Mr. Mendoza acknowledged that to a certain extent, as pointed out by Mr. Yanagawa, there is always and "anti-something" tendency and a lack of what is uniquely Filipino. This is a point on which Japan differs greatly. He observed that before the coming of the Spanish there was no Philippines; and this historical background is a great obstacle when pursuing a national identity for the Philippines. He also noted the necessity of understanding the religious history and religious geography of the Philippines in considering the relations between politics and religion. There was also the relations between politics and religion. There was also the observation that the Protestantism presented by America was Catholicized by the Filipinos.
Mr. Bey took the critical position that the concept of "modernization" may itself be a type of religion. He started that he did not feel any current need for a Westernized modernization in Islamic society; and he displayed a dissatisfaction with the argument that a Western?style modernization is unavoidable.
The above were the questions and responses; however, the discussions did not necessarily proceed in a developmental fashion. Mr. Yanagawa directed attention to the problem of comparing each of the presentation within the Asian context. However, the task of comparing each of the Asian countries must be premised by the mutual building up, by scholars, of a certain level of knowledge concerning the countries to which one's own is to be compared. Therefore, this is a matter which is more likely to be a task for the future.

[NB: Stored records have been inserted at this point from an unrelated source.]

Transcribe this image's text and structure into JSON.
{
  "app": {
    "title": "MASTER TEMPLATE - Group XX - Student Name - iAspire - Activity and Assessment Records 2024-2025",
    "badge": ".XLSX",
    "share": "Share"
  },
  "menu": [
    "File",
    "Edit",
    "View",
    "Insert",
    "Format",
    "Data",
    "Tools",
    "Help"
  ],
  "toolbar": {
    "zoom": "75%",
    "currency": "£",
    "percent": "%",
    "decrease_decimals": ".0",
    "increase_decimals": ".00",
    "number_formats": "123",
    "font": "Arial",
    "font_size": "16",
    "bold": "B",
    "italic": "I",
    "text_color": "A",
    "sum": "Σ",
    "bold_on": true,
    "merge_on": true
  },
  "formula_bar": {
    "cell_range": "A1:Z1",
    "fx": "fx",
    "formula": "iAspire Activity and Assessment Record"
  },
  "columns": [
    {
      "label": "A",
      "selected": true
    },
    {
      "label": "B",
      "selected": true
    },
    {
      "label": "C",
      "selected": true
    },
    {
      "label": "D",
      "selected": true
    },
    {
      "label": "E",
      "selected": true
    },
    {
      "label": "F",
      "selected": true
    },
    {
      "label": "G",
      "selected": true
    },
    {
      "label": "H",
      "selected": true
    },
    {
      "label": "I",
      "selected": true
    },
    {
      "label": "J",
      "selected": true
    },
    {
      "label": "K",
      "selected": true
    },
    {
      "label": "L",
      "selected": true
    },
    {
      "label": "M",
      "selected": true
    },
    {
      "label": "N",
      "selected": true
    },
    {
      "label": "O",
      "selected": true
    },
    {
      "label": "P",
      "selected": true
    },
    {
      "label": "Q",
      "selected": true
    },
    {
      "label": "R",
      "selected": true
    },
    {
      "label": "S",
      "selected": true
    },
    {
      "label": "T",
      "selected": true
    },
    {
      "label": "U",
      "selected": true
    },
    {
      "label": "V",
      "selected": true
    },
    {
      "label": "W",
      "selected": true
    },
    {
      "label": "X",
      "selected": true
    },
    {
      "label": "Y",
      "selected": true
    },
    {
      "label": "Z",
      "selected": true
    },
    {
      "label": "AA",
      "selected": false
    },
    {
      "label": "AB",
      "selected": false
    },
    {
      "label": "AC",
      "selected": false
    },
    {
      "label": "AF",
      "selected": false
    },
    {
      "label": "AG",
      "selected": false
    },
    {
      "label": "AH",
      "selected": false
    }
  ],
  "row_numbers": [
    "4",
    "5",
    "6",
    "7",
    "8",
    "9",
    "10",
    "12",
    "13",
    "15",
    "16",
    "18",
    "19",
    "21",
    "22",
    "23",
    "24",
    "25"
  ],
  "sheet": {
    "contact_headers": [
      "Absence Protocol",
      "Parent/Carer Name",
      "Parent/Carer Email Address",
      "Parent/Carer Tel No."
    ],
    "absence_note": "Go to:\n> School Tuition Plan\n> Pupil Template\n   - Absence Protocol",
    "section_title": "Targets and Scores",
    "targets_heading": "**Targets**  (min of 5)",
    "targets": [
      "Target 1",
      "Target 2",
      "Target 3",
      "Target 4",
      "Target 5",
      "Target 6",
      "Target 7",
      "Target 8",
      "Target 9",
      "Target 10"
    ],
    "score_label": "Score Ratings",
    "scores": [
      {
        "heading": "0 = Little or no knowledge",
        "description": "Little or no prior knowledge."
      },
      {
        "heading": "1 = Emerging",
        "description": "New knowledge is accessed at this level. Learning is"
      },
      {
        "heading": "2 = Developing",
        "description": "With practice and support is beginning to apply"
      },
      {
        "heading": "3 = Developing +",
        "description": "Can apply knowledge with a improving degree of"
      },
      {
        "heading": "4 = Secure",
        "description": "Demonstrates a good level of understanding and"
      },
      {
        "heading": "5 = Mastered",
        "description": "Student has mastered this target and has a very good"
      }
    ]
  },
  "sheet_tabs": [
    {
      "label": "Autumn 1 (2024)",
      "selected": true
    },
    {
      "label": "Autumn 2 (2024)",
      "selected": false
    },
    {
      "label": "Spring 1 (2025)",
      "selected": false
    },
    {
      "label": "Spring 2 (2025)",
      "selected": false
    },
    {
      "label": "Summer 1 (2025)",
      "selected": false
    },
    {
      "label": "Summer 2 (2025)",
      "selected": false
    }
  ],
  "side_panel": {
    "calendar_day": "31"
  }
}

Mr. Berger, in dealing with the problem of secularization in Asia, seemed to be concerned with how this secularization differed from and how it could be treated as equal to that of the West. Mr. Berger steered the discussion, insofar as possible, toward a selection and organization of problems; in this sense he prevented the discussion from digressing into minor issues.
After the above discussions between the speakers and the commentators, there was an exchange of views centering on questions from the floor.

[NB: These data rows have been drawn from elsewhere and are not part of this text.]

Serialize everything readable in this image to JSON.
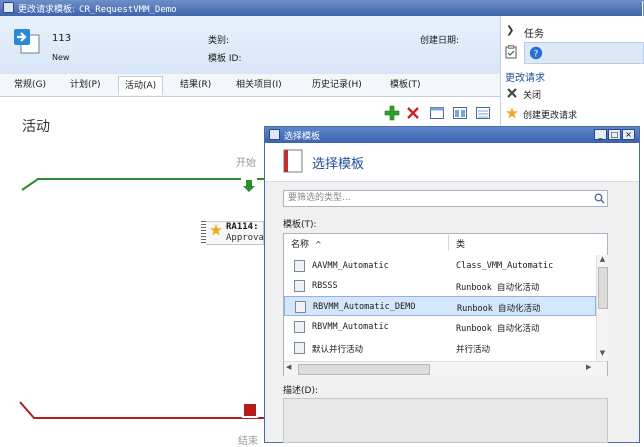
{
  "main_window": {
    "title": "更改请求模板:",
    "title_suffix": "CR_RequestVMM_Demo",
    "id_value": "113",
    "status_value": "New",
    "category_label": "类别:",
    "template_id_label": "模板 ID:",
    "created_date_label": "创建日期:",
    "tabs": [
      {
        "label": "常规(G)"
      },
      {
        "label": "计划(P)"
      },
      {
        "label": "活动(A)"
      },
      {
        "label": "结果(R)"
      },
      {
        "label": "相关项目(I)"
      },
      {
        "label": "历史记录(H)"
      },
      {
        "label": "模板(T)"
      }
    ],
    "active_tab": "活动(A)",
    "activities_title": "活动",
    "workflow": {
      "start_label": "开始",
      "end_label": "结束",
      "activity_id": "RA114:",
      "activity_name": "Approva"
    }
  },
  "task_pane": {
    "header": "任务",
    "section_title": "更改请求",
    "items": [
      {
        "label": "关闭",
        "icon": "close-x-icon"
      },
      {
        "label": "创建更改请求",
        "icon": "star-burst-icon"
      }
    ]
  },
  "dialog": {
    "title": "选择模板",
    "heading": "选择模板",
    "search_placeholder": "要筛选的类型...",
    "templates_label": "模板(T):",
    "columns": {
      "name": "名称",
      "type": "类"
    },
    "rows": [
      {
        "name": "AAVMM_Automatic",
        "type": "Class_VMM_Automatic",
        "selected": false
      },
      {
        "name": "RBSSS",
        "type": "Runbook 自动化活动",
        "selected": false
      },
      {
        "name": "RBVMM_Automatic_DEMO",
        "type": "Runbook 自动化活动",
        "selected": true
      },
      {
        "name": "RBVMM_Automatic",
        "type": "Runbook 自动化活动",
        "selected": false
      },
      {
        "name": "默认并行活动",
        "type": "并行活动",
        "selected": false
      }
    ],
    "description_label": "描述(D):",
    "window_controls": {
      "minimize": "_",
      "maximize": "□",
      "close": "×"
    }
  },
  "colors": {
    "titlebar": "#3d64ab",
    "header_bg": "#e1edf9",
    "selection": "#d4e6fb",
    "start_line": "#2f8a2f",
    "end_line": "#b02020",
    "add_green": "#2e9e2e",
    "delete_red": "#cc2222"
  }
}
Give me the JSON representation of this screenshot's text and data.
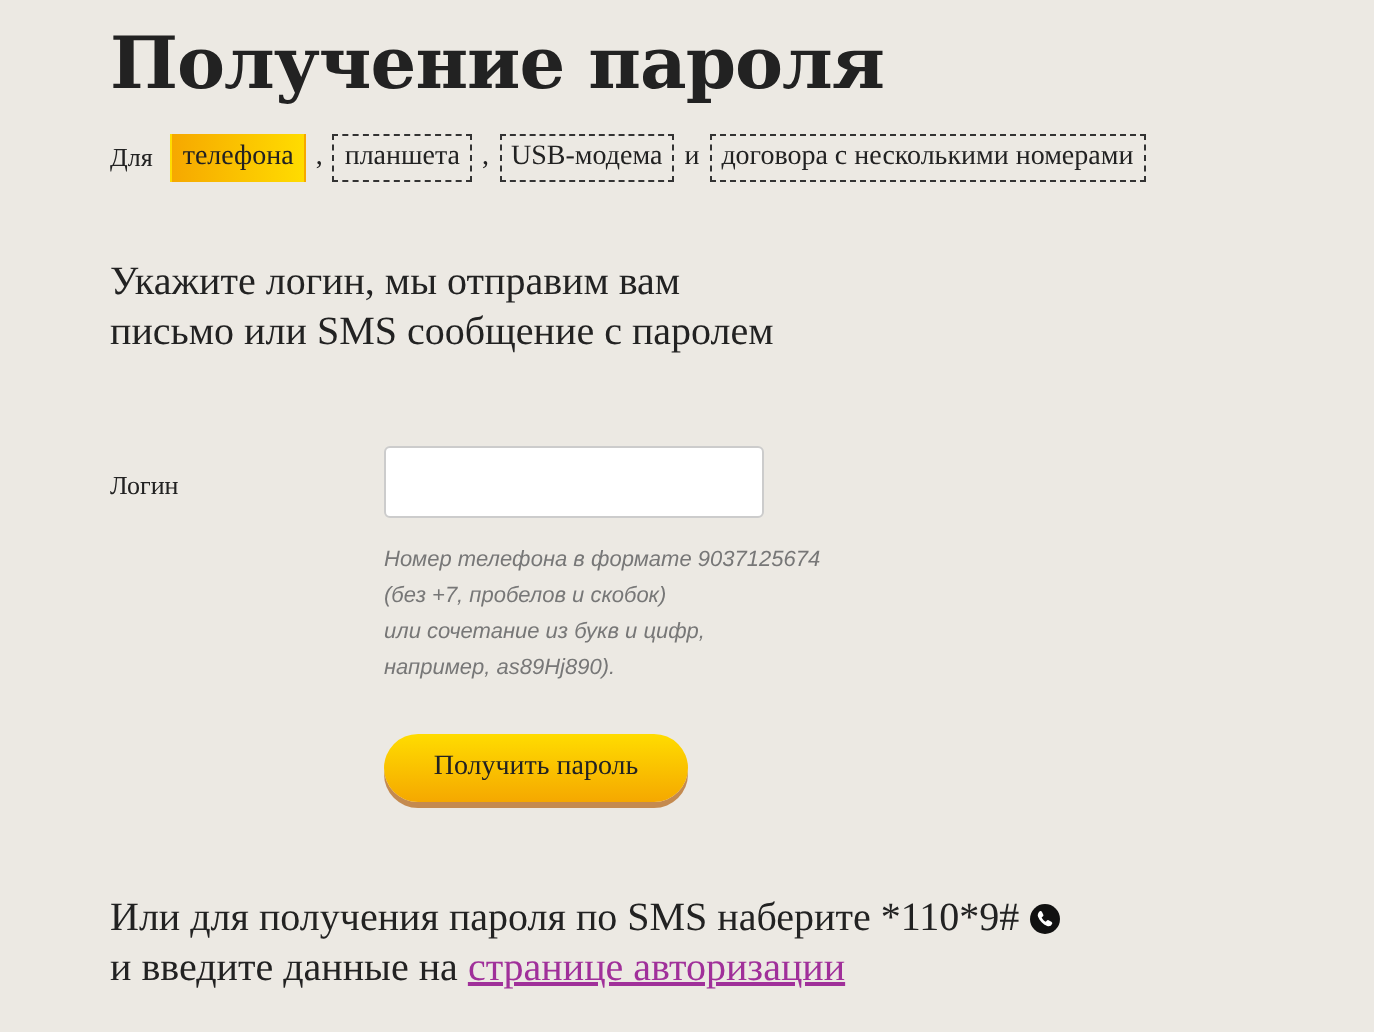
{
  "title": "Получение пароля",
  "device_selector": {
    "prefix": "Для",
    "items": [
      {
        "kind": "option",
        "label": "телефона",
        "selected": true
      },
      {
        "kind": "separator",
        "label": ","
      },
      {
        "kind": "option",
        "label": "планшета",
        "selected": false
      },
      {
        "kind": "separator",
        "label": ","
      },
      {
        "kind": "option",
        "label": "USB-модема",
        "selected": false
      },
      {
        "kind": "separator",
        "label": "и"
      },
      {
        "kind": "option",
        "label": "договора с несколькими номерами",
        "selected": false
      }
    ]
  },
  "intro": [
    "Укажите логин, мы отправим вам",
    "письмо или SMS сообщение с паролем"
  ],
  "form": {
    "label": "Логин",
    "hint": [
      "Номер телефона в формате 9037125674",
      "(без +7, пробелов и скобок)",
      "или сочетание из букв и цифр,",
      "например, as89Hj890)."
    ],
    "button": "Получить пароль"
  },
  "sms_note": {
    "line1": "Или для получения пароля по SMS наберите *110*9#",
    "line2": "и введите данные на",
    "link": "странице авторизации"
  }
}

The question were not necessarily all relevant: some did not fit into the flow of the discussion. In particular, there were two or three such questions in the second half. However, there were also several which added to the discussion. A selection of these is introduced in the following.
Mr. Ishii Yoneo, taking off on the "anti-something" tendency in the Philippines introduced the relevant problem of Thai monasteries. In Thailand, which did not experience colonialism, the democratization movement began in the 1970s. It is important to observe that under these circumstances there was quite strong criticism of monks even while the criticisms against the Sangha system itself were few. Nevertheless, he explained that this ought to be construed as showing that the Sangha itself is not able to adjust to modernization.
Also, while giving the examples of Muslims in India and Pakistan, Mr. Madan argued that in the Islamic world secularization does not mean the decline or the death of religion. Further, he argued that it is important to distinguish between Islam for the community and Islam for the individual.
Mr. Noriaki Akaike, addressing his question in particular to Mr. Mendoza, asked if it is not necessary to consider kinship when dealing with the question of politics and religion in the Philippines. He also asked if it is appropriate to consider folk Catholicism as secularized Catholicism.
These questions and comments put the difficulty of the session into relief. While recognizing the inescapability of the fact that the terms secularization and modernization will be used with a multiplicity of meanings, a major task would seem to be to consider how it will be possible to overcome the extreme complication of the problem which arises as a result of the diversity in the religious conditions of each country. In other words, a productive method would seem to be first to adequately understand the modern religious histories of each of the countries; then to determine what common ways of examining these countries are possible.